This is the first of four posts covering facilitation games for the different phases of meetings: Check In, Opening, Exploring, Closing.

The Check In is the initial phase of a meeting, and to a large extent is independent of the content. The purpose of this section is to bring everyone’s focus into the room and establish the collaboration boundaries, so that right from the start we are all clear on what we expect of each other, and what we expect from the session.

For regular sessions like retrospectives with teams who know each other well, I jump straight to the Metaphor section below; for teams that are new to working together, or long facilitation sessions, I try to include all three steps as time allows.

Check In:

These activities signal the general level of attention, acknowledging outside distractions and bringing attention to the current objective.

  1. Fist of Five – Adapted to show how happy / informed / focused I’m feeling right now
  2. ESVP – How committed I am to being here (from Agile Retrospectives)
  3. Form a line – participants stand in a line from left (low) to right (high) in response to a question such as ‘How I rank my level of knowledge’
  4. WIIFM – have participants write their “What’s In It For Me” (What I want to get out of this session) on a stickynote and stick it up on a designated wall space. If time allows, have them discuss this in small groups first. Revisit at the end of the session as part of closing. Defines personal objectives, generates ideas for others, and also gives the facilitator some perspective on the group’s expectations.
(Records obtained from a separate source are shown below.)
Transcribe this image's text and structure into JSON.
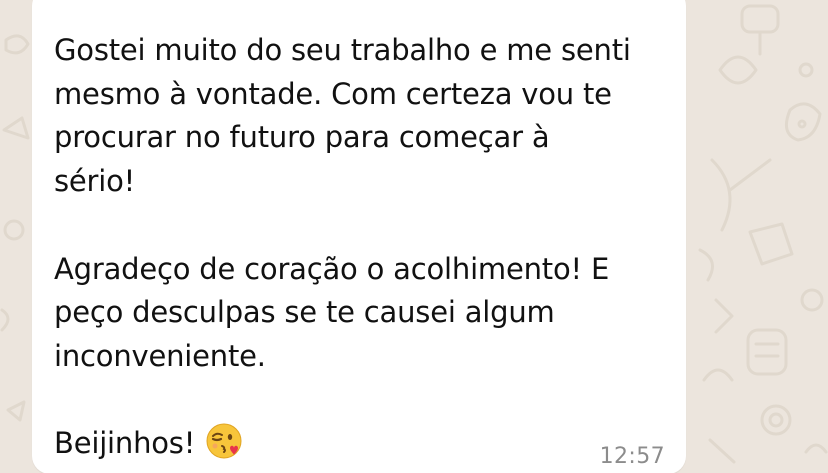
{
  "chat": {
    "message": {
      "line1": "Gostei muito do seu trabalho e me senti",
      "line2": "mesmo à vontade. Com certeza vou te",
      "line3": "procurar no futuro para começar à",
      "line4": "sério!",
      "line5": "Agradeço de coração o acolhimento! E",
      "line6": "peço desculpas se te causei algum",
      "line7": "inconveniente.",
      "line8": "Beijinhos!"
    },
    "emoji": "kissing-face-with-heart-icon",
    "timestamp": "12:57"
  },
  "colors": {
    "wallpaper": "#ece5dd",
    "bubble": "#ffffff",
    "text": "#111111",
    "timestamp": "#8c8c8c"
  }
}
Create Safety:

These activities are designed to maximize collaboration. Developing personal connections between participants and setting the boundaries of the meeting help to establish initial trust.

  • Introduction Card – Pair activity: create a card for your pair stating their Name; Role; Interesting Fact; and Superhero Quality, then introduce them to the group. Fun introduction technique, creates bonds & generates laughter (from our Coaching Dojo)
  • Working Agreements – Agreement on how we’ll handle distractions, conflict, tangents etc. either long term as a team or for the current meeting (from Agile Retrospectives)
  • How can we make this (retrospective / session) fail? Round robin format – this is a fun way to surface fears and create awareness of unsupportive activities and attitudes, and agreement on how to avoid them or handle them if they come up.
  • Focus On / Focus Off – Another way to bring awareness to collaborative vs obstructive behaviours (from Agile Retrospectives)
  • Hope for the meeting / sprint etc. – Creates a shared understanding of individual objectives (from Agile Retrospectives)
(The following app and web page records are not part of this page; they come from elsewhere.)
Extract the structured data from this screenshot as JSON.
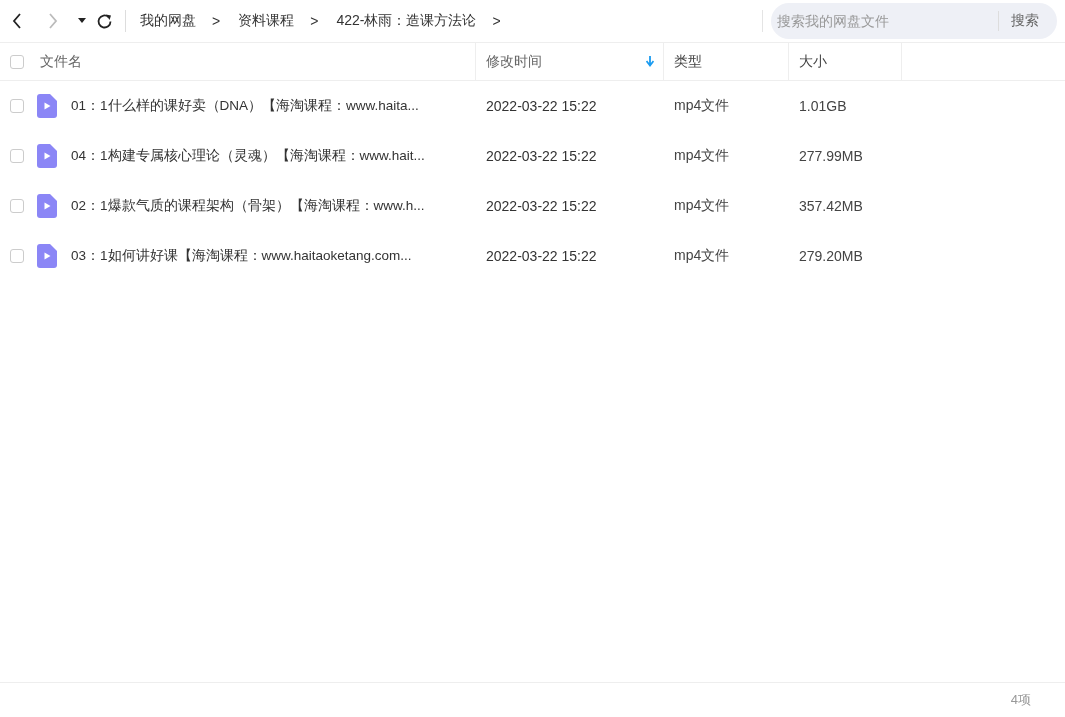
{
  "toolbar": {
    "back": {
      "disabled": false
    },
    "forward": {
      "disabled": true
    },
    "breadcrumbs": [
      "我的网盘",
      "资料课程",
      "422-林雨：造课方法论"
    ],
    "separator": ">",
    "search": {
      "placeholder": "搜索我的网盘文件",
      "button": "搜索"
    }
  },
  "table": {
    "select_all": {
      "checked": false
    },
    "columns": [
      {
        "label": "文件名",
        "sorted": false
      },
      {
        "label": "修改时间",
        "sorted": true
      },
      {
        "label": "类型",
        "sorted": false
      },
      {
        "label": "大小",
        "sorted": false
      }
    ],
    "rows": [
      {
        "name": "01：1什么样的课好卖（DNA）【海淘课程：www.haita...",
        "modified": "2022-03-22 15:22",
        "type": "mp4文件",
        "size": "1.01GB",
        "checked": false
      },
      {
        "name": "04：1构建专属核心理论（灵魂）【海淘课程：www.hait...",
        "modified": "2022-03-22 15:22",
        "type": "mp4文件",
        "size": "277.99MB",
        "checked": false
      },
      {
        "name": "02：1爆款气质的课程架构（骨架）【海淘课程：www.h...",
        "modified": "2022-03-22 15:22",
        "type": "mp4文件",
        "size": "357.42MB",
        "checked": false
      },
      {
        "name": "03：1如何讲好课【海淘课程：www.haitaoketang.com...",
        "modified": "2022-03-22 15:22",
        "type": "mp4文件",
        "size": "279.20MB",
        "checked": false
      }
    ]
  },
  "status_bar": {
    "count": "4项"
  }
}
Check In Metaphor:

Once the conditions of safety have been established, a quick ‘Turn the Head’ activity suffices as a Check In, providing a meaningful transition to the Opening section of the meeting.

It’s ‘disruptive’ as it challenges our thinking by bypassing the jargon we use on a daily basis, to create new associations and insights. Metaphor check-ins can also give a heads-up on underlying themes or tensions, but are quick enough to simply highlight issues without pre-empting a tangential conversation.
These ideas appear in both Gamestorming and Agile Retrospectives.
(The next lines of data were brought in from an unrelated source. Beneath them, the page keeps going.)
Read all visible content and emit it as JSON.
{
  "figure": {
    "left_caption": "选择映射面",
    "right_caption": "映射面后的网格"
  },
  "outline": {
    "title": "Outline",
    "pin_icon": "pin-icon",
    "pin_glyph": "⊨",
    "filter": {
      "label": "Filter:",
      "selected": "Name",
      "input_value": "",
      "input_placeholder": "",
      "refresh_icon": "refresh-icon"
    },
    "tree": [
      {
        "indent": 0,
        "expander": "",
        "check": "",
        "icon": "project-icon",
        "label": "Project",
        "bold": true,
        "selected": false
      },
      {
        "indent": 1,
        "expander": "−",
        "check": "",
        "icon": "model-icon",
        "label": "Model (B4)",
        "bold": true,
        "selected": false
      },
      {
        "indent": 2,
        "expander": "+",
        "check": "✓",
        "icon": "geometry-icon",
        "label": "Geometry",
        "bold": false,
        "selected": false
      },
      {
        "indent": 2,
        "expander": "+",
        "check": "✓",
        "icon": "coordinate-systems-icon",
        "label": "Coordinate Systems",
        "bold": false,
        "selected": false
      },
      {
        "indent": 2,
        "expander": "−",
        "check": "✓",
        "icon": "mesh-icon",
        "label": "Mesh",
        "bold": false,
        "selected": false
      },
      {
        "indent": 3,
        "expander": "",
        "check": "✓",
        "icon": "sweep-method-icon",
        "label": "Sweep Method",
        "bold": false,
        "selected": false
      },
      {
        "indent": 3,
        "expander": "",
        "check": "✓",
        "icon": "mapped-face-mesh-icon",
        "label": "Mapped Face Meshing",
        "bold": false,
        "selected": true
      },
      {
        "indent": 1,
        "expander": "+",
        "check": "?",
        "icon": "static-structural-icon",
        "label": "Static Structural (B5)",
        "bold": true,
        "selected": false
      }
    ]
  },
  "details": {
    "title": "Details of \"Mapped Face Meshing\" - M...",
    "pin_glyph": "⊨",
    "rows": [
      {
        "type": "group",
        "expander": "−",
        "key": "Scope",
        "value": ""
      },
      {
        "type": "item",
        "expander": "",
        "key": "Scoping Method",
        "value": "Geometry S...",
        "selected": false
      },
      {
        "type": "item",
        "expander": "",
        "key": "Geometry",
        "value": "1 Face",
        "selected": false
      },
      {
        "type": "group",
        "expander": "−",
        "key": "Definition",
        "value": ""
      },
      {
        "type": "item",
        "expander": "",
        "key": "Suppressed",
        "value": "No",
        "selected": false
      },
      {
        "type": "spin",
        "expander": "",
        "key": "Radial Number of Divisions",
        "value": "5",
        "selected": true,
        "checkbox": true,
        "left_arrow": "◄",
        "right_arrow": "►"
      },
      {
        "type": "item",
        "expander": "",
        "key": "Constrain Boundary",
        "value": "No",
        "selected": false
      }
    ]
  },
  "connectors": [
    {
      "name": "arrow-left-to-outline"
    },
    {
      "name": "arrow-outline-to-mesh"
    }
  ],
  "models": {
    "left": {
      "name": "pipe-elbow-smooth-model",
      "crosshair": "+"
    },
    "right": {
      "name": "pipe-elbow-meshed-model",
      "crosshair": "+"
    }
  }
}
  • Describe (the sprint / release / team etc.) as a:
    • Fruit, food, drink – rich associations with wide applicability; can surface emotions
    • Car, mode of transport – drive & motivation in the team
    • Colour, sound, other senses – wide applicability; can tend towards the abstract; useful for volatile situations
  • Drawing:

While there is always someone in the room who “can’t draw to save their lives,” I’ve never seen this exercise produce trivial insight. Both metaphor and drawing can create new neural networks that help to situate each participant’s experience; drawing goes further by using a different form of language and connecting different spheres of brain activity. The debrief experience tends to be rich, and contributes to building trust within the group.

… and then sometimes I just ask for any 2 or 3 words, or a highlight and lowlight, that start the discussion. This is particularly useful when I don’t know the group, when emotions are running high, or there have been a variety new experiences.

Most of these activities come from books, blogs or training sessions I’ve been part of; some I’ve created to meet specific needs. Where I can find attributions they are noted; if you see any I’ve missed, or know of links I haven’t found, please let me know in the comments below.